Ivanka Trump's Corrupt Licensing Deal With the Japanese Government Is Just the Tip of the Iceberg
Ivanka Trump's company is in the process of signing a licensing deal for her clothing line in Japan and was negotiating terms of the deal at the time of her face-to-face meeting with the Prime Minister, ShinzÅ Abe and the President-elect Trump on November 8. While news reporters were forbidden from attending the meeting, a widely circulated photo taken during the conference became instantly controversial.
"To be in official meetings with foreign leaders does come a little bit too close to the possibility of people seeing her as advancing her own business interests through the mechanism, through the vehicle of the American Presidency," Michael O'Hanlon, a Senior Fellow, Brookings Foreign Policy Program explained on CNN Money.
It took weeks for media to make the connection between Ivanka's Japan deal and her presence in the meeting.
"Ivanka was finalizing Japanese business deal at time of Trump, Abe meeting," the Hill reported on December 4. At the time, a private viewing of Ivanka Trump products took place in Tokyo as Japanese apparel giant Sanei International neared a deal with Ms. Trump.
"The largest shareholder of Sanei’s parent company is the Development Bank of Japan, which is wholly owned by the Japanese government," The New York Times reported.
Looking back, Ivanka Trump's presence at the President-elect's meeting was hardly coincidental.

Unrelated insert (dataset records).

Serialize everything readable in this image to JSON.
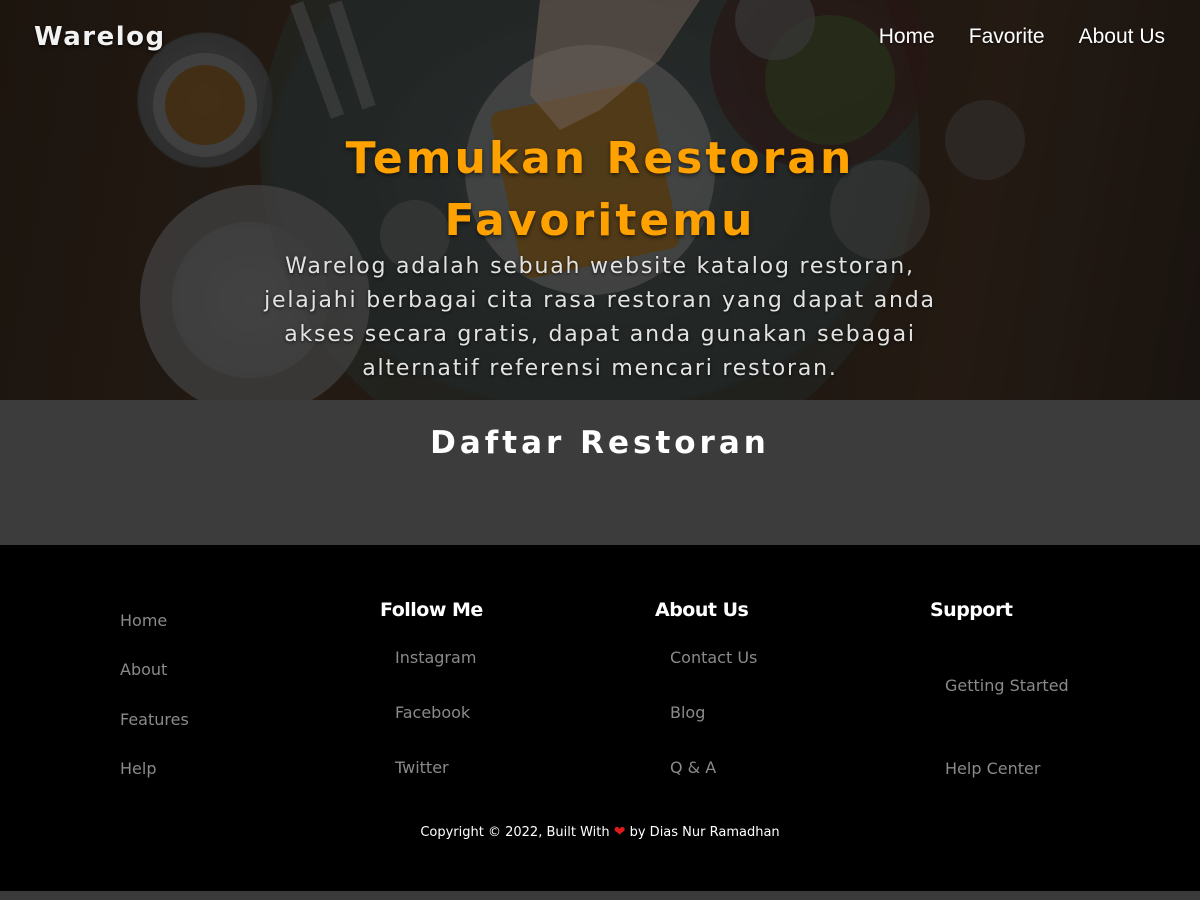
{
  "header": {
    "brand": "Warelog",
    "nav": [
      {
        "label": "Home"
      },
      {
        "label": "Favorite"
      },
      {
        "label": "About Us"
      }
    ]
  },
  "hero": {
    "title": "Temukan Restoran Favoritemu",
    "description": "Warelog adalah sebuah website katalog restoran, jelajahi berbagai cita rasa restoran yang dapat anda akses secara gratis, dapat anda gunakan sebagai alternatif referensi mencari restoran.",
    "title_color": "#ffa200"
  },
  "list_section": {
    "title": "Daftar Restoran"
  },
  "footer": {
    "col1": {
      "links": [
        "Home",
        "About",
        "Features",
        "Help"
      ]
    },
    "col2": {
      "heading": "Follow Me",
      "links": [
        "Instagram",
        "Facebook",
        "Twitter"
      ]
    },
    "col3": {
      "heading": "About Us",
      "links": [
        "Contact Us",
        "Blog",
        "Q & A"
      ]
    },
    "col4": {
      "heading": "Support",
      "links": [
        "Getting Started",
        "Help Center"
      ]
    },
    "copyright_before": "Copyright © 2022, Built With",
    "copyright_after": "by Dias Nur Ramadhan",
    "heart_icon": "heart-icon",
    "heart_glyph": "❤"
  }
}
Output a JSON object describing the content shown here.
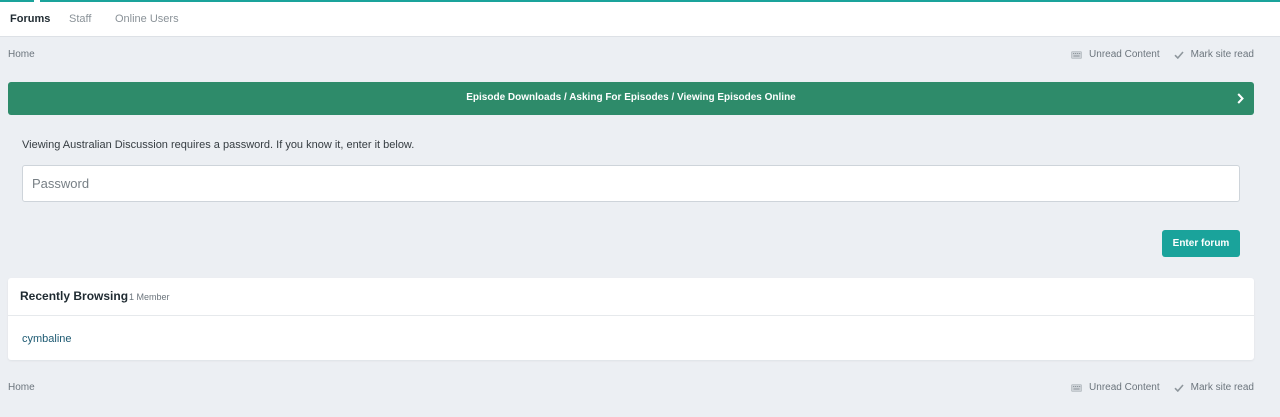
{
  "nav": {
    "tabs": [
      {
        "label": "Forums",
        "active": true
      },
      {
        "label": "Staff",
        "active": false
      },
      {
        "label": "Online Users",
        "active": false
      }
    ]
  },
  "breadcrumb_top": {
    "home": "Home",
    "unread": "Unread Content",
    "mark_read": "Mark site read"
  },
  "banner": {
    "text": "Episode Downloads / Asking For Episodes / Viewing Episodes Online",
    "color": "#2e8b6a"
  },
  "password_prompt": {
    "message": "Viewing Australian Discussion requires a password. If you know it, enter it below.",
    "placeholder": "Password",
    "value": "",
    "button": "Enter forum"
  },
  "recently_browsing": {
    "title": "Recently Browsing",
    "count": "1 Member",
    "members": [
      "cymbaline"
    ]
  },
  "breadcrumb_bottom": {
    "home": "Home",
    "unread": "Unread Content",
    "mark_read": "Mark site read"
  },
  "colors": {
    "accent": "#1aa39b",
    "background": "#eceff3",
    "link": "#1d5a72"
  }
}
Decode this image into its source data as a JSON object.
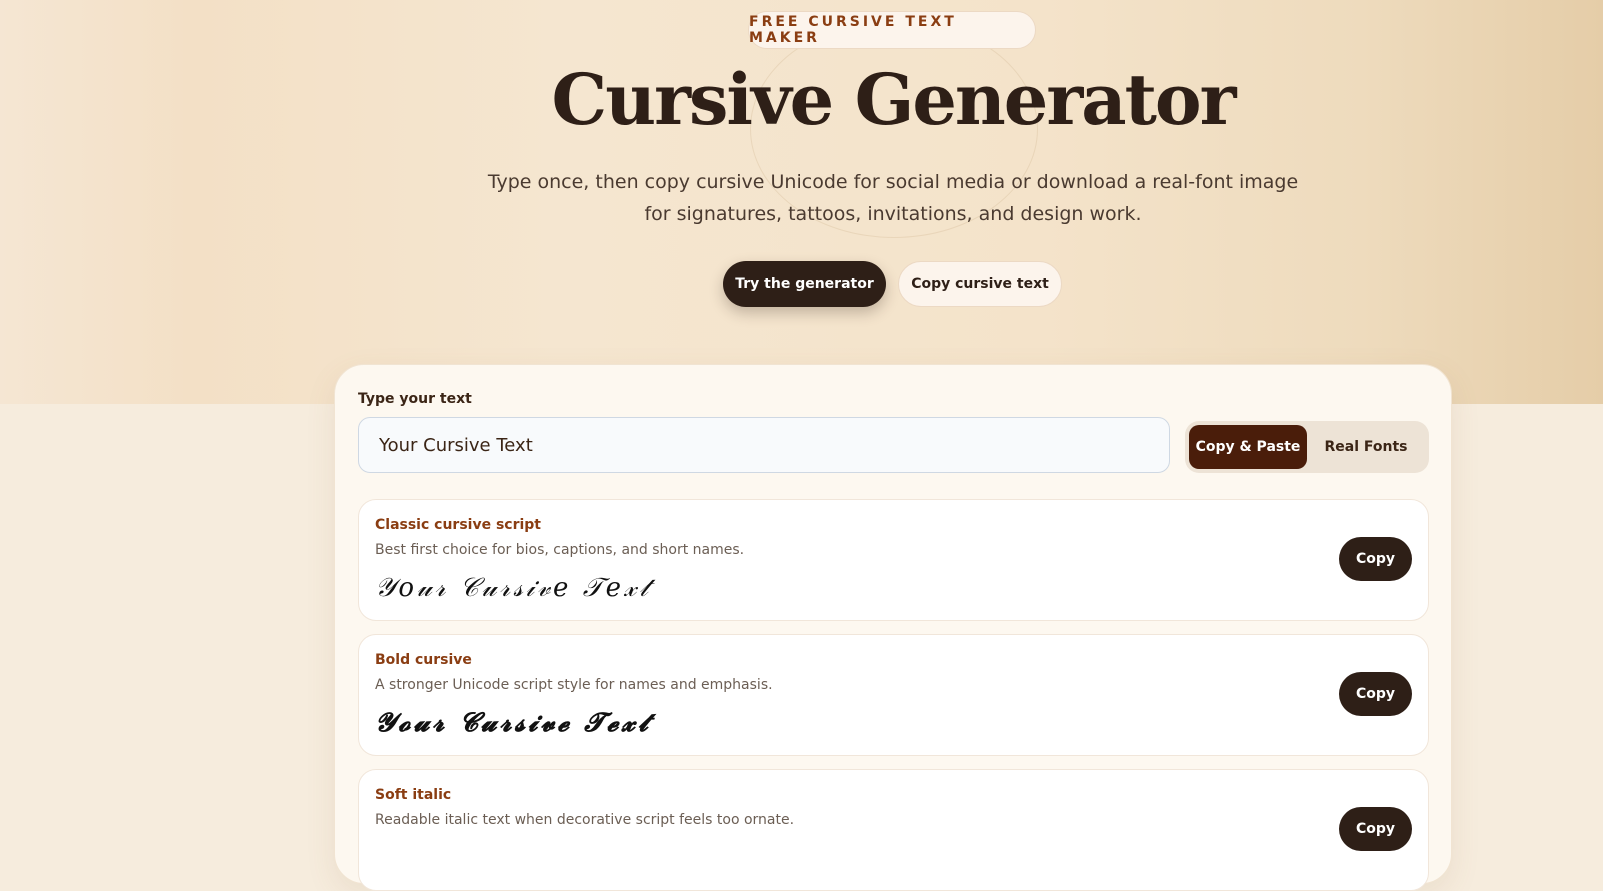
{
  "hero": {
    "badge": "FREE CURSIVE TEXT MAKER",
    "title": "Cursive Generator",
    "subtitle": "Type once, then copy cursive Unicode for social media or download a real-font image for signatures, tattoos, invitations, and design work.",
    "primary_button": "Try the generator",
    "secondary_button": "Copy cursive text"
  },
  "generator": {
    "input_label": "Type your text",
    "input_value": "Your Cursive Text",
    "modes": [
      {
        "label": "Copy & Paste",
        "active": true
      },
      {
        "label": "Real Fonts",
        "active": false
      }
    ]
  },
  "styles": [
    {
      "title": "Classic cursive script",
      "description": "Best first choice for bios, captions, and short names.",
      "preview": "𝒴𝑜𝓊𝓇 𝒞𝓊𝓇𝓈𝒾𝓋𝑒 𝒯𝑒𝓍𝓉",
      "copy_label": "Copy"
    },
    {
      "title": "Bold cursive",
      "description": "A stronger Unicode script style for names and emphasis.",
      "preview": "𝓨𝓸𝓾𝓻 𝓒𝓾𝓻𝓼𝓲𝓿𝓮 𝓣𝓮𝔁𝓽",
      "copy_label": "Copy"
    },
    {
      "title": "Soft italic",
      "description": "Readable italic text when decorative script feels too ornate.",
      "preview": "",
      "copy_label": "Copy"
    }
  ]
}
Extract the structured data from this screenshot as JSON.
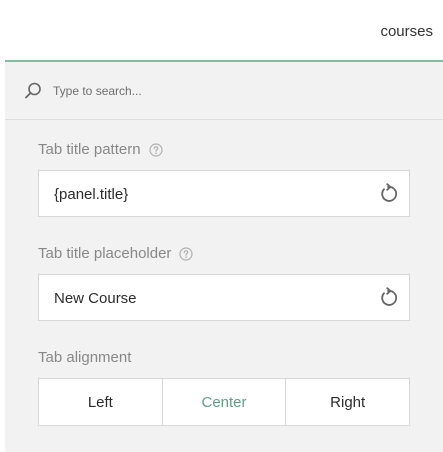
{
  "header": {
    "title": "courses"
  },
  "search": {
    "placeholder": "Type to search...",
    "icon": "search-icon"
  },
  "fields": {
    "title_pattern": {
      "label": "Tab title pattern",
      "value": "{panel.title}",
      "help_icon": "help-icon",
      "reset_icon": "reset-icon"
    },
    "title_placeholder": {
      "label": "Tab title placeholder",
      "value": "New Course",
      "help_icon": "help-icon",
      "reset_icon": "reset-icon"
    }
  },
  "alignment": {
    "label": "Tab alignment",
    "options": [
      "Left",
      "Center",
      "Right"
    ],
    "selected": "Center"
  },
  "colors": {
    "accent": "#7fbf9f",
    "active_text": "#5f9f84",
    "panel_bg": "#f2f2f2"
  }
}
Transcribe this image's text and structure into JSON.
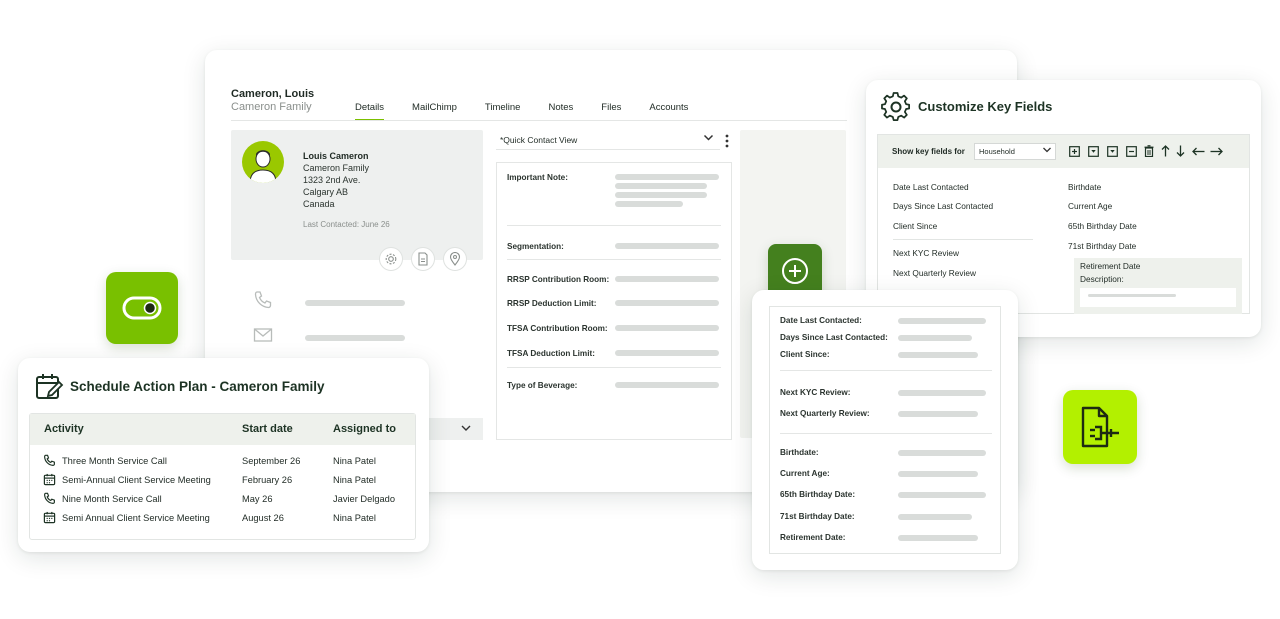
{
  "main": {
    "client_name": "Cameron, Louis",
    "client_family": "Cameron Family",
    "tabs": [
      "Details",
      "MailChimp",
      "Timeline",
      "Notes",
      "Files",
      "Accounts"
    ],
    "active_tab": "Details",
    "profile": {
      "name": "Louis Cameron",
      "family": "Cameron Family",
      "address1": "1323 2nd Ave.",
      "city": "Calgary AB",
      "country": "Canada",
      "last_contacted": "Last Contacted: June 26"
    },
    "quick_view": "*Quick Contact View",
    "fields": {
      "important_note": "Important Note:",
      "segmentation": "Segmentation:",
      "rrsp_room": "RRSP Contribution Room:",
      "rrsp_limit": "RRSP Deduction Limit:",
      "tfsa_room": "TFSA Contribution Room:",
      "tfsa_limit": "TFSA Deduction Limit:",
      "beverage": "Type of Beverage:"
    },
    "icons": [
      "phone-icon",
      "mail-icon",
      "gear-icon",
      "document-icon",
      "location-pin-icon"
    ]
  },
  "schedule": {
    "title": "Schedule Action Plan - Cameron Family",
    "headers": {
      "activity": "Activity",
      "start": "Start date",
      "assigned": "Assigned to"
    },
    "rows": [
      {
        "activity": "Three Month Service Call",
        "start": "September 26",
        "assigned": "Nina Patel",
        "icon": "phone-icon"
      },
      {
        "activity": "Semi-Annual Client Service Meeting",
        "start": "February 26",
        "assigned": "Nina Patel",
        "icon": "calendar-icon"
      },
      {
        "activity": "Nine Month Service Call",
        "start": "May 26",
        "assigned": "Javier Delgado",
        "icon": "phone-icon"
      },
      {
        "activity": "Semi Annual Client Service Meeting",
        "start": "August 26",
        "assigned": "Nina Patel",
        "icon": "calendar-icon"
      }
    ]
  },
  "customize": {
    "title": "Customize Key Fields",
    "show_label": "Show key fields for",
    "select_value": "Household",
    "left_fields": [
      "Date Last Contacted",
      "Days Since Last Contacted",
      "Client Since",
      "Next KYC Review",
      "Next Quarterly Review"
    ],
    "right_fields": [
      "Birthdate",
      "Current Age",
      "65th Birthday Date",
      "71st Birthday Date"
    ],
    "selected_field": "Retirement Date",
    "description_label": "Description:"
  },
  "keyfields": {
    "groups": [
      [
        "Date Last Contacted:",
        "Days Since Last Contacted:",
        "Client Since:"
      ],
      [
        "Next KYC Review:",
        "Next Quarterly Review:"
      ],
      [
        "Birthdate:",
        "Current Age:",
        "65th Birthday Date:",
        "71st Birthday Date:",
        "Retirement Date:"
      ]
    ]
  },
  "colors": {
    "accent": "#7cc000",
    "dark_green": "#44801e",
    "lime": "#b3f000",
    "panel_bg": "#eef1ec",
    "placeholder_bar": "#d9dcda"
  }
}
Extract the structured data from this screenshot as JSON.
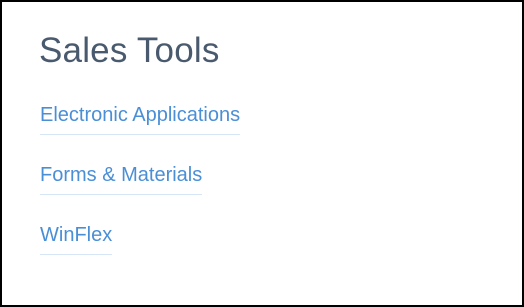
{
  "panel": {
    "title": "Sales Tools",
    "links": [
      {
        "label": "Electronic Applications"
      },
      {
        "label": "Forms & Materials"
      },
      {
        "label": "WinFlex"
      }
    ]
  },
  "colors": {
    "title": "#4a5a6e",
    "link": "#4a8fd6",
    "link_underline": "#d6e6f7",
    "border": "#000000",
    "background": "#ffffff"
  }
}
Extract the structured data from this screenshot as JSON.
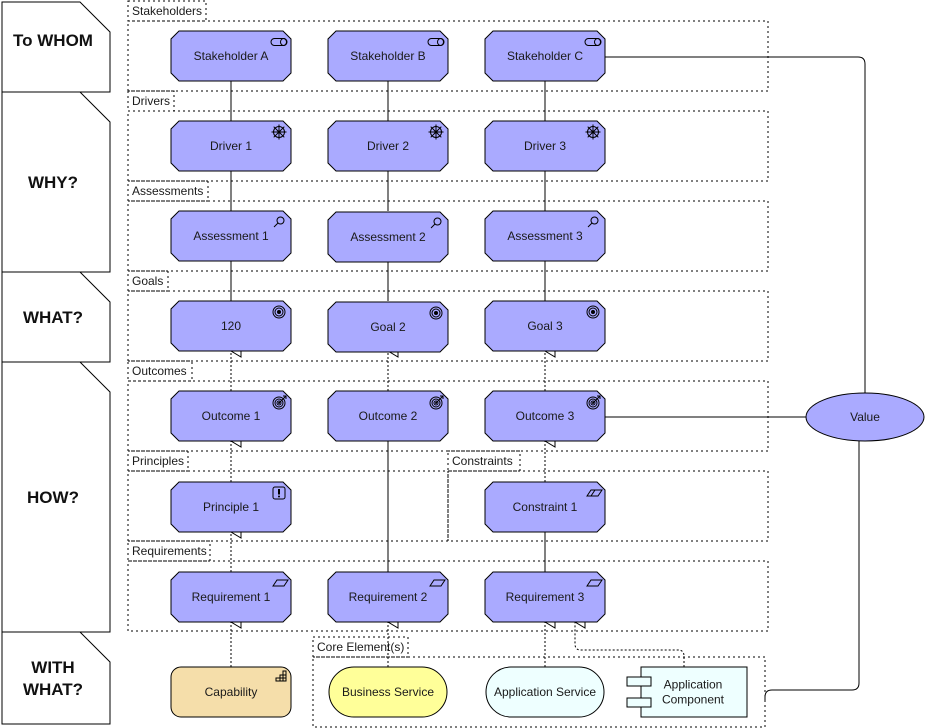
{
  "diagram": {
    "rows": [
      {
        "id": "to-whom",
        "label": [
          "To WHOM"
        ]
      },
      {
        "id": "why",
        "label": [
          "WHY?"
        ]
      },
      {
        "id": "what",
        "label": [
          "WHAT?"
        ]
      },
      {
        "id": "how",
        "label": [
          "HOW?"
        ]
      },
      {
        "id": "with-what",
        "label": [
          "WITH",
          "WHAT?"
        ]
      }
    ],
    "groups": [
      {
        "id": "stakeholders",
        "label": "Stakeholders"
      },
      {
        "id": "drivers",
        "label": "Drivers"
      },
      {
        "id": "assessments",
        "label": "Assessments"
      },
      {
        "id": "goals",
        "label": "Goals"
      },
      {
        "id": "outcomes",
        "label": "Outcomes"
      },
      {
        "id": "principles",
        "label": "Principles"
      },
      {
        "id": "constraints",
        "label": "Constraints"
      },
      {
        "id": "requirements",
        "label": "Requirements"
      },
      {
        "id": "core-elements",
        "label": "Core Element(s)"
      }
    ],
    "elements": [
      {
        "id": "stakeholder-a",
        "label": "Stakeholder A",
        "type": "stakeholder",
        "icon": "stakeholder-icon"
      },
      {
        "id": "stakeholder-b",
        "label": "Stakeholder B",
        "type": "stakeholder",
        "icon": "stakeholder-icon"
      },
      {
        "id": "stakeholder-c",
        "label": "Stakeholder C",
        "type": "stakeholder",
        "icon": "stakeholder-icon"
      },
      {
        "id": "driver-1",
        "label": "Driver 1",
        "type": "driver",
        "icon": "driver-wheel-icon"
      },
      {
        "id": "driver-2",
        "label": "Driver 2",
        "type": "driver",
        "icon": "driver-wheel-icon"
      },
      {
        "id": "driver-3",
        "label": "Driver 3",
        "type": "driver",
        "icon": "driver-wheel-icon"
      },
      {
        "id": "assessment-1",
        "label": "Assessment 1",
        "type": "assessment",
        "icon": "magnifier-icon"
      },
      {
        "id": "assessment-2",
        "label": "Assessment 2",
        "type": "assessment",
        "icon": "magnifier-icon"
      },
      {
        "id": "assessment-3",
        "label": "Assessment 3",
        "type": "assessment",
        "icon": "magnifier-icon"
      },
      {
        "id": "goal-1",
        "label": "120",
        "type": "goal",
        "icon": "target-icon"
      },
      {
        "id": "goal-2",
        "label": "Goal 2",
        "type": "goal",
        "icon": "target-icon"
      },
      {
        "id": "goal-3",
        "label": "Goal 3",
        "type": "goal",
        "icon": "target-icon"
      },
      {
        "id": "outcome-1",
        "label": "Outcome 1",
        "type": "outcome",
        "icon": "target-arrow-icon"
      },
      {
        "id": "outcome-2",
        "label": "Outcome 2",
        "type": "outcome",
        "icon": "target-arrow-icon"
      },
      {
        "id": "outcome-3",
        "label": "Outcome 3",
        "type": "outcome",
        "icon": "target-arrow-icon"
      },
      {
        "id": "principle-1",
        "label": "Principle 1",
        "type": "principle",
        "icon": "exclamation-icon"
      },
      {
        "id": "constraint-1",
        "label": "Constraint 1",
        "type": "constraint",
        "icon": "parallelogram-double-icon"
      },
      {
        "id": "requirement-1",
        "label": "Requirement 1",
        "type": "requirement",
        "icon": "parallelogram-icon"
      },
      {
        "id": "requirement-2",
        "label": "Requirement 2",
        "type": "requirement",
        "icon": "parallelogram-icon"
      },
      {
        "id": "requirement-3",
        "label": "Requirement 3",
        "type": "requirement",
        "icon": "parallelogram-icon"
      },
      {
        "id": "capability",
        "label": "Capability",
        "type": "capability",
        "icon": "capability-steps-icon"
      },
      {
        "id": "business-service",
        "label": "Business Service",
        "type": "business-service"
      },
      {
        "id": "application-service",
        "label": "Application Service",
        "type": "application-service"
      },
      {
        "id": "application-component",
        "label": [
          "Application",
          "Component"
        ],
        "type": "application-component",
        "icon": "component-icon"
      },
      {
        "id": "value",
        "label": "Value",
        "type": "value"
      }
    ],
    "colors": {
      "motivation": "#aaaaff",
      "capability": "#f5deaa",
      "business": "#ffff99",
      "application": "#eeffff",
      "stroke": "#000000"
    }
  }
}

But not even Young Turks host Cenk Uygur realized this mid-November.
"You know when I saw her in that meeting, I was still, at that incredibly late date, naive," Uygur admitted. "I'm like, 'I guess she wanted to sit in on a meeting.' I'm better than that, I should have seen that better."
The anti-Ivanka Trump movement was launched less than a month before the election. And even in July, Forbes reported that Ivanka's retail collaborations appeared to be "thriving. Yet, as the Boycott Ivanka movement continues nationwide, it's worth noting that Ms. Trump's manufacturer, G-III Apparel Group, has remained silent.
G-III Apparel Group, Ltd. (“G-III") was founded in 1956 by a Holocaust survivor named Aron Goldfarb, who established his own outerwear company soon after immigrating to New York City. The company entered into a licensing agreement with Ivanka Trump nearly four years ago on December 12, 2012.
“We are very excited to partner with Ivanka Trump on this inspiring collection of women’s apparel," Morris Goldfarb, Chairman and Chief Executive Officer of G-III announced. "The Ivanka Trump brand will capture the next generation of young, confident and sophisticated women as they make their mark on the world.”
Ivanka Trump wore a pink sheath dress from her own collection at the 2016 Republican National Convention; A statement heralded by Trump supporters due to its affordability. But ironically, the Ivanka Trump collection would have a much higher price tag if manufactured in the United States.
"Ivanka Trump’s $100 million apparel line is sewn in Asian countries under a licensing agreement with G-III Apparel Group Inc., which has expanded from making coats in New York’s Garment District to become a manufacturer of global scope," Bloomberg Retail analyst Lindsey Rupp reported.
"That method of selling $140 sheath dresses and $80 sweaters could mean political embarrassment for her father, who has threatened a trade war against China, the world’s second-largest economy," Rupp added.